Records shown section start

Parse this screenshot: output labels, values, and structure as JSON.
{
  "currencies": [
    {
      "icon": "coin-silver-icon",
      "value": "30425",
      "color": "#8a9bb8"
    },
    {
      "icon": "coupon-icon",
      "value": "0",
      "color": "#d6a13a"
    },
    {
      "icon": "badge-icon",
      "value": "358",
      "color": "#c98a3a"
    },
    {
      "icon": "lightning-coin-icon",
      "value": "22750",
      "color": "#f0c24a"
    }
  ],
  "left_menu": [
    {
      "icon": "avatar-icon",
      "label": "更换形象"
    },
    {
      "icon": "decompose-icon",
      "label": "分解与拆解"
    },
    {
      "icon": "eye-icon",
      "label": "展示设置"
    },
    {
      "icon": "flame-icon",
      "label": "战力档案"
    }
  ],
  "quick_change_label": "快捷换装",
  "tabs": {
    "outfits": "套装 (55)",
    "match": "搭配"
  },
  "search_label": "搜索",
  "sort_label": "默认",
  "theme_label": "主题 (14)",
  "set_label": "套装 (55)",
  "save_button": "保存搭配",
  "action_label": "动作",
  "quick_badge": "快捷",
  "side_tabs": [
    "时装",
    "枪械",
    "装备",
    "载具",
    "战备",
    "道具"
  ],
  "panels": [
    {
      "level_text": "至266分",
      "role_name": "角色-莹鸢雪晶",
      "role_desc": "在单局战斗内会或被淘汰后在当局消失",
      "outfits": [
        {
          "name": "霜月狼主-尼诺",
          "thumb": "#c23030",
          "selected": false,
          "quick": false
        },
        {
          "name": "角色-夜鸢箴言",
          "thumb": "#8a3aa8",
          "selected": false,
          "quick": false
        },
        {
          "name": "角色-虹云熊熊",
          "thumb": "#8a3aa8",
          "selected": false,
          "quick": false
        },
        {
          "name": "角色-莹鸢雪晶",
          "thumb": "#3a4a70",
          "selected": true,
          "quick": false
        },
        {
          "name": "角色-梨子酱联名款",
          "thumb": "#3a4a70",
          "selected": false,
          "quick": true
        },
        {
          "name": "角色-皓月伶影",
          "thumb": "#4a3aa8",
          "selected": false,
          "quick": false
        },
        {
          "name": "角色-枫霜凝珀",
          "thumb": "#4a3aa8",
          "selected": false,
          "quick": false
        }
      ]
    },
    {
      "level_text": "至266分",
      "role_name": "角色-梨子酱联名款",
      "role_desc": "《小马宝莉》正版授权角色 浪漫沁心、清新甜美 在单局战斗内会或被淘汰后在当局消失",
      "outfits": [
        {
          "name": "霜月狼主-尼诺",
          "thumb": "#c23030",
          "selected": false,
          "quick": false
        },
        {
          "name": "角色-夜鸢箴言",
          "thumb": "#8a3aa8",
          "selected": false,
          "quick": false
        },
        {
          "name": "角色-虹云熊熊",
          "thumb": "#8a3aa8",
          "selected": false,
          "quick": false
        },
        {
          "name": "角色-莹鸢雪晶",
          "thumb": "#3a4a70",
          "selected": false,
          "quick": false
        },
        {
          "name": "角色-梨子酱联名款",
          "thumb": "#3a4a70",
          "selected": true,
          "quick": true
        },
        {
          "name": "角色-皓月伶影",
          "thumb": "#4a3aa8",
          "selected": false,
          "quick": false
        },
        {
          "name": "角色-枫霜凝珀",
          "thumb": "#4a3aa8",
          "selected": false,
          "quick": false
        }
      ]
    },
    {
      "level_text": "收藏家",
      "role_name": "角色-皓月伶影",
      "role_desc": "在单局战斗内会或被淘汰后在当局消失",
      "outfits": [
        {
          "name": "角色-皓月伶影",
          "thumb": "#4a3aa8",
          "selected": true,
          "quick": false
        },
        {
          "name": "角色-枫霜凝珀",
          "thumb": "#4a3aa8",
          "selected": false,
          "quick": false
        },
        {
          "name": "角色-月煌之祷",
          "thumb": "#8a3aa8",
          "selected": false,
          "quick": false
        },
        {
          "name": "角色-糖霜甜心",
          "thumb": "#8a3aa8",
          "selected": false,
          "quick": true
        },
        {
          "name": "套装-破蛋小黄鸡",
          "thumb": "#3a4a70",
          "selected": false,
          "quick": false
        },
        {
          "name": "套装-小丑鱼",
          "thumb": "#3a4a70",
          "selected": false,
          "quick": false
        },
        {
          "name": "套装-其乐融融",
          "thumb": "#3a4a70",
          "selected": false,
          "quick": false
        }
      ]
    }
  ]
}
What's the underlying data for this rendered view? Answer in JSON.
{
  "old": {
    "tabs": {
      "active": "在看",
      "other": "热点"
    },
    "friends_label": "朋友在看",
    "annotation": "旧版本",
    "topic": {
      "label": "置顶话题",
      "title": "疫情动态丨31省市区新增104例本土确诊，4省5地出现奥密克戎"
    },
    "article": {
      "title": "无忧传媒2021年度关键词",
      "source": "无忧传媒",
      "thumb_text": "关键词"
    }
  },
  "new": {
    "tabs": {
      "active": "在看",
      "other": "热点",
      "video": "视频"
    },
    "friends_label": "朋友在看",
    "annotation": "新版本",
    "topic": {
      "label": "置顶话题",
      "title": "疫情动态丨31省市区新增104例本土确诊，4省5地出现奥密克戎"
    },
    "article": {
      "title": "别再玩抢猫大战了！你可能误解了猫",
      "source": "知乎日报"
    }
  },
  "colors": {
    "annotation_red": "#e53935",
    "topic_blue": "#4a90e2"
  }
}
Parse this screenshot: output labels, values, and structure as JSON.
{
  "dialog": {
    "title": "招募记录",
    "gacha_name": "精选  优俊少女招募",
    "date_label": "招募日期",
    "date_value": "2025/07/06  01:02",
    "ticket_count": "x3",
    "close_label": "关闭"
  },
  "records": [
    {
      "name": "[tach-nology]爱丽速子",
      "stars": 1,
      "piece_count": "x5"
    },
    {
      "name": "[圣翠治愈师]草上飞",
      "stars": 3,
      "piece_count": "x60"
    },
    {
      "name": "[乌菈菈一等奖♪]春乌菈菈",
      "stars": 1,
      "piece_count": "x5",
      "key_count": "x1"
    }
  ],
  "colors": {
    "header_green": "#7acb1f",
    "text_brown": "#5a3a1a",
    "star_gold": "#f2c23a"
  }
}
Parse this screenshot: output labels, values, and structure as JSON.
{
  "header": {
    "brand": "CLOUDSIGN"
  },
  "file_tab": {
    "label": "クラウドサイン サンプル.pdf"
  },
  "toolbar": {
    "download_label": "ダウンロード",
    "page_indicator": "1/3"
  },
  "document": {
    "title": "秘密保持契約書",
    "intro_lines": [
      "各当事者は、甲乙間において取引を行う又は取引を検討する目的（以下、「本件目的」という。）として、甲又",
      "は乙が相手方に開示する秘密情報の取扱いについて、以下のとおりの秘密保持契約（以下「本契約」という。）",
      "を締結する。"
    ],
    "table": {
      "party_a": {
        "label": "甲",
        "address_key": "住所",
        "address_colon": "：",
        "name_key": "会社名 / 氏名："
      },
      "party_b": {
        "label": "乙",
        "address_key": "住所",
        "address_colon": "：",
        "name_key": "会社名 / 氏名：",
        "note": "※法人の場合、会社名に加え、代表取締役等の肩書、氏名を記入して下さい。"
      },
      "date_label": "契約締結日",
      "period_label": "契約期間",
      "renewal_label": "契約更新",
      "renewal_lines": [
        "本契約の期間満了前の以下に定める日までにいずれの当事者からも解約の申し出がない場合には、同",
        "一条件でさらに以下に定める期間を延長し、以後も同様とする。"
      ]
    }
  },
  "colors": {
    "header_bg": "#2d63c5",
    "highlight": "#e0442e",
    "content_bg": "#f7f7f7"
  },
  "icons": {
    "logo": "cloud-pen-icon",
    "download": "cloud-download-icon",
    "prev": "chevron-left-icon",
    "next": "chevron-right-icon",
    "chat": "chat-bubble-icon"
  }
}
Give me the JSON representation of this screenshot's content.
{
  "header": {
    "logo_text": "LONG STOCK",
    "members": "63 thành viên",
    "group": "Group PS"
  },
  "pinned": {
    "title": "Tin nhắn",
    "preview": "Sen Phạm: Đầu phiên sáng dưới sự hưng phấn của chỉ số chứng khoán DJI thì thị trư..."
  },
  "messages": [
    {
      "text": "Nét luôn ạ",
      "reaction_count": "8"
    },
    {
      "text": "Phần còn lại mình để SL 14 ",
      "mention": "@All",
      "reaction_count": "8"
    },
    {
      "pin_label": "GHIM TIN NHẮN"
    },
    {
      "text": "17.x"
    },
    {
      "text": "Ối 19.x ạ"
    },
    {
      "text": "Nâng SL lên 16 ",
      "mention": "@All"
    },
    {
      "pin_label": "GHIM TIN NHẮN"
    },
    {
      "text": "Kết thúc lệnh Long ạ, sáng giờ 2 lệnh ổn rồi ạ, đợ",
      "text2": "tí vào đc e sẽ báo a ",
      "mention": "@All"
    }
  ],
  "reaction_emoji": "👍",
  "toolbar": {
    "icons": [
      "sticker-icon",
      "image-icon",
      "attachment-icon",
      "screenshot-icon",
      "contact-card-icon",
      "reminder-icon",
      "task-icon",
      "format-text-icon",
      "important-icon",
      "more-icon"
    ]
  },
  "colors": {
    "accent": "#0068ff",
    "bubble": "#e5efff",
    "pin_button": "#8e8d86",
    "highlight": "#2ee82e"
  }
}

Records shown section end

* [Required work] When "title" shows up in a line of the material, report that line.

* [Answer below]
      "title": "疫情动态丨31省市区新增104例本土确诊，4省5地出现奥密克戎"
      "title": "无忧传媒2021年度关键词",
      "title": "疫情动态丨31省市区新增104例本土确诊，4省5地出现奥密克戎"
      "title": "别再玩抢猫大战了！你可能误解了猫",
    "title": "招募记录",
    "title": "秘密保持契約書",
    "title": "Tin nhắn",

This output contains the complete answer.